Prochaska’s Stages of Change: Transtheoretical Model
James Prochaska (1943–present) is a professor of Psychology who specialized in the study of the dynamics of behavior change. In 1977, Prochaska, Carlo Di Clemente, and colleagues developed the Transtheoretical Model of behavior change, which has become one of the dominant models of health behavior modification.
James Prochaska’s Stages of Change Model posits five stages of successful behavior restructuring: 1) pre-contemplation, 2) contemplation, 3) preparation, 4) action, and 5) maintenance.
1. Pre-contemplation: You’re not even thinking about making a change yet. This could also be seen as denial, refusing to even acknowledge that you have a problem.
2. Contemplation: You now recognize that you have a problem and are—in theory—ready to do something about it. However, you haven’t yet started taking action. This is the stage when many people seek therapy, because they know that something’s wrong but feel powerless to change it on their own.
3. Preparation: At this point you’re not yet ready to make the needed change, but you’re getting yourself ready to. This could mean researching how others have dealt with your situation, looking for support groups, or any number of ways that you could ready yourself for a major change.
4. Action: The action stage is when you finally make the change you’ve been thinking about—quit drinking, start going to the gym, or what have you.
5. Maintenance: The final stage is to maintain the change. This is more difficult than it sounds—there are plenty of triggers, or reminders of the old behavior, that may cause you to backslide. However, by this point you should have the proper tools and support to get back on track.
———End of Preview———
Like what you just read? Read the rest of the world's best book summary and analysis of Lori Gottlieb's "Maybe You Should Talk to Someone" at Shortform.

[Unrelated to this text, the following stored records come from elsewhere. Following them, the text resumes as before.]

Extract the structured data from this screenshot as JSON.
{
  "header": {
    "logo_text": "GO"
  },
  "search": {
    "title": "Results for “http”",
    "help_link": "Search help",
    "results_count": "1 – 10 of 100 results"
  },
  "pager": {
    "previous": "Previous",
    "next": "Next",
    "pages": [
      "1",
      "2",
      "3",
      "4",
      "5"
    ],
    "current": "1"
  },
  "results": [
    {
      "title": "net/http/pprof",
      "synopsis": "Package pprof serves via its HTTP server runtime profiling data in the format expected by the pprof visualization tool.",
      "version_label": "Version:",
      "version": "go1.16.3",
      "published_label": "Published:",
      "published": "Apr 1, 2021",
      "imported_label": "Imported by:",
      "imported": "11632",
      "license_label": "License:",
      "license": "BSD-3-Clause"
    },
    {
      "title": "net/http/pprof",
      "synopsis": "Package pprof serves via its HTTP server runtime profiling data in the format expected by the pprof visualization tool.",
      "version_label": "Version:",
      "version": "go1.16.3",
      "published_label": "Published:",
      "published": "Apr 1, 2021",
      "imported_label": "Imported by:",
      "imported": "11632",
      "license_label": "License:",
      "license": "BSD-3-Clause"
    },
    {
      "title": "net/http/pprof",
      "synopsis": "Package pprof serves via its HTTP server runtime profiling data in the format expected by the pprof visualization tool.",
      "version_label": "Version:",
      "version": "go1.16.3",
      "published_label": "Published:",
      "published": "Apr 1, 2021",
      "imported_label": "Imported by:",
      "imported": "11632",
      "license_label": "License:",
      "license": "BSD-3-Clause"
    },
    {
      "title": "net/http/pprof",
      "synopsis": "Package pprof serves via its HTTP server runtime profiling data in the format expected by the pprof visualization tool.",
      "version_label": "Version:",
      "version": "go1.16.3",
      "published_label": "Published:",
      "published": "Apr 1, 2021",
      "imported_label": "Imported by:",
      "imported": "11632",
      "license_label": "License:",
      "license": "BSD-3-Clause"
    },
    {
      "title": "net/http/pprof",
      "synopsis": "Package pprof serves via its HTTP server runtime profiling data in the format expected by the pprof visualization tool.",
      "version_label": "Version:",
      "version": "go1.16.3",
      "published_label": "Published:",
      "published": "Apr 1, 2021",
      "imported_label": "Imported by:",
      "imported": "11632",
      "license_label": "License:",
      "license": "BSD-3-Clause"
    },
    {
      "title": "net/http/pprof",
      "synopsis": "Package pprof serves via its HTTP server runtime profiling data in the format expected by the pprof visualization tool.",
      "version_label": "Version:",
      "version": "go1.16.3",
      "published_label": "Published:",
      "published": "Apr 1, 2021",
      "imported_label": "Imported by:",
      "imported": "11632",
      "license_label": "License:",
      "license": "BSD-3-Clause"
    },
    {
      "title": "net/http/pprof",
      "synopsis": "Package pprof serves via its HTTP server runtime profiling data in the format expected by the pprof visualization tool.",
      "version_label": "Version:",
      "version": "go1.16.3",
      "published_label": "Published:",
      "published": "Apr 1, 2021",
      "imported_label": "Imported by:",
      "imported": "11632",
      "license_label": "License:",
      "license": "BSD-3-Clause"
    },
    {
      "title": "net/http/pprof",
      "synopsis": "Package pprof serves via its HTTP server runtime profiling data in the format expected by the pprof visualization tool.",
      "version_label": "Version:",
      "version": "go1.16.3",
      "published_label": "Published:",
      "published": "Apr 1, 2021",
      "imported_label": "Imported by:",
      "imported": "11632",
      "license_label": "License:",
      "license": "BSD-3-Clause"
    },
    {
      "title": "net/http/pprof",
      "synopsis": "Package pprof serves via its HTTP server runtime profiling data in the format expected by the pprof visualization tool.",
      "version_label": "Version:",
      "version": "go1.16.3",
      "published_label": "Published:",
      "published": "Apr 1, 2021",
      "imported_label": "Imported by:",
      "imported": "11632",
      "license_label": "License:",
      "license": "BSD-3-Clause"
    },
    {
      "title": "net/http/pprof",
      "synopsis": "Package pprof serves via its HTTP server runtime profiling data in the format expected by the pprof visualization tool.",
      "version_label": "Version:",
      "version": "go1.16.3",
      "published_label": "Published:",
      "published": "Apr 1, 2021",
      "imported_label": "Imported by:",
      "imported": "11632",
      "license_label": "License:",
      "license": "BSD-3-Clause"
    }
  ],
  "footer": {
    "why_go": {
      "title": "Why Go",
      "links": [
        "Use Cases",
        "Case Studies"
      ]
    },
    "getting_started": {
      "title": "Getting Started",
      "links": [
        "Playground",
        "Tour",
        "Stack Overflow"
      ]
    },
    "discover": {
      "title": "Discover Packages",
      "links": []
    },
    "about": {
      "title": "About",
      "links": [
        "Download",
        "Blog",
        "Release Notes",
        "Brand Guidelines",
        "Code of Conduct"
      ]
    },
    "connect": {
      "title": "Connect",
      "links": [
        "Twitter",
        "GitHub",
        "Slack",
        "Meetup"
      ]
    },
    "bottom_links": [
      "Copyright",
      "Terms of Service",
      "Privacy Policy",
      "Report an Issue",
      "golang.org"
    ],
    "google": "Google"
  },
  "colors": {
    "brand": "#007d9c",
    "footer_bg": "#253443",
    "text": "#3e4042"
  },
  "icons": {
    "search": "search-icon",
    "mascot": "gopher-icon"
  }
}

Here's what you'll find in our full Maybe You Should Talk to Someone summary:
- How a psychotherapist found herself in need of therapy
- How the therapist sees her own fears and feelings reflect in her patients
- Why you have to be ready to accept uncertainty if want to enjoy life